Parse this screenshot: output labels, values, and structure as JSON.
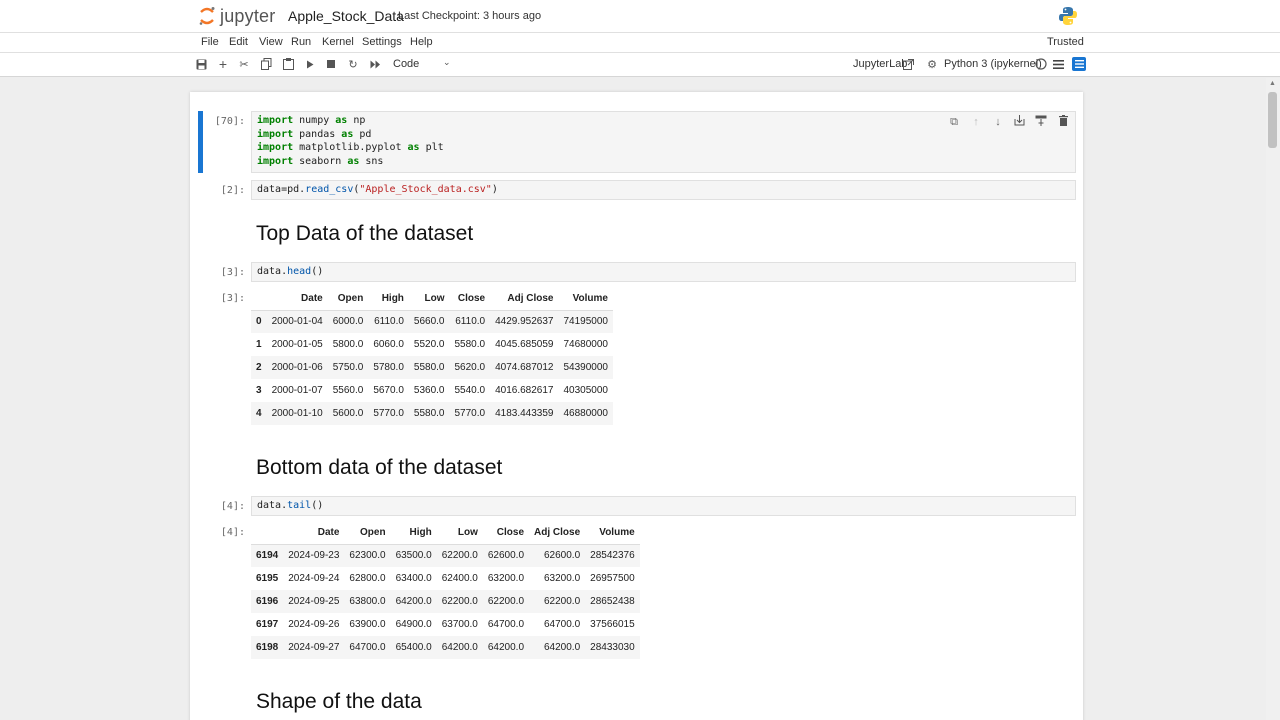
{
  "header": {
    "logo_text": "jupyter",
    "notebook_title": "Apple_Stock_Data",
    "checkpoint": "Last Checkpoint: 3 hours ago",
    "python_logo_icon": "python-logo-icon"
  },
  "menu": {
    "items": [
      "File",
      "Edit",
      "View",
      "Run",
      "Kernel",
      "Settings",
      "Help"
    ],
    "trusted": "Trusted"
  },
  "toolbar": {
    "cell_type": "Code",
    "jupyterlab": "JupyterLab",
    "kernel": "Python 3 (ipykernel)",
    "icons": [
      "save-icon",
      "add-cell-icon",
      "cut-icon",
      "copy-icon",
      "paste-icon",
      "run-icon",
      "stop-icon",
      "restart-icon",
      "run-all-icon"
    ]
  },
  "cells": {
    "c1": {
      "prompt": "[70]:"
    },
    "c2": {
      "prompt": "[2]:"
    },
    "c3": {
      "prompt": "[3]:",
      "out_prompt": "[3]:"
    },
    "c4": {
      "prompt": "[4]:",
      "out_prompt": "[4]:"
    }
  },
  "markdown": {
    "h1": "Top Data of the dataset",
    "h2": "Bottom data of the dataset",
    "h3": "Shape of the data"
  },
  "head_table": {
    "columns": [
      "",
      "Date",
      "Open",
      "High",
      "Low",
      "Close",
      "Adj Close",
      "Volume"
    ],
    "rows": [
      [
        "0",
        "2000-01-04",
        "6000.0",
        "6110.0",
        "5660.0",
        "6110.0",
        "4429.952637",
        "74195000"
      ],
      [
        "1",
        "2000-01-05",
        "5800.0",
        "6060.0",
        "5520.0",
        "5580.0",
        "4045.685059",
        "74680000"
      ],
      [
        "2",
        "2000-01-06",
        "5750.0",
        "5780.0",
        "5580.0",
        "5620.0",
        "4074.687012",
        "54390000"
      ],
      [
        "3",
        "2000-01-07",
        "5560.0",
        "5670.0",
        "5360.0",
        "5540.0",
        "4016.682617",
        "40305000"
      ],
      [
        "4",
        "2000-01-10",
        "5600.0",
        "5770.0",
        "5580.0",
        "5770.0",
        "4183.443359",
        "46880000"
      ]
    ]
  },
  "tail_table": {
    "columns": [
      "",
      "Date",
      "Open",
      "High",
      "Low",
      "Close",
      "Adj Close",
      "Volume"
    ],
    "rows": [
      [
        "6194",
        "2024-09-23",
        "62300.0",
        "63500.0",
        "62200.0",
        "62600.0",
        "62600.0",
        "28542376"
      ],
      [
        "6195",
        "2024-09-24",
        "62800.0",
        "63400.0",
        "62400.0",
        "63200.0",
        "63200.0",
        "26957500"
      ],
      [
        "6196",
        "2024-09-25",
        "63800.0",
        "64200.0",
        "62200.0",
        "62200.0",
        "62200.0",
        "28652438"
      ],
      [
        "6197",
        "2024-09-26",
        "63900.0",
        "64900.0",
        "63700.0",
        "64700.0",
        "64700.0",
        "37566015"
      ],
      [
        "6198",
        "2024-09-27",
        "64700.0",
        "65400.0",
        "64200.0",
        "64200.0",
        "64200.0",
        "28433030"
      ]
    ]
  },
  "colors": {
    "active_cell": "#1976d2",
    "jupyter_orange": "#f37626",
    "keyword": "#008000",
    "string": "#ba2121"
  }
}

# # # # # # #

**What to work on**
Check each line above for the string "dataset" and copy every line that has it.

**Answer below**
    "h1": "Top Data of the dataset",
    "h2": "Bottom data of the dataset",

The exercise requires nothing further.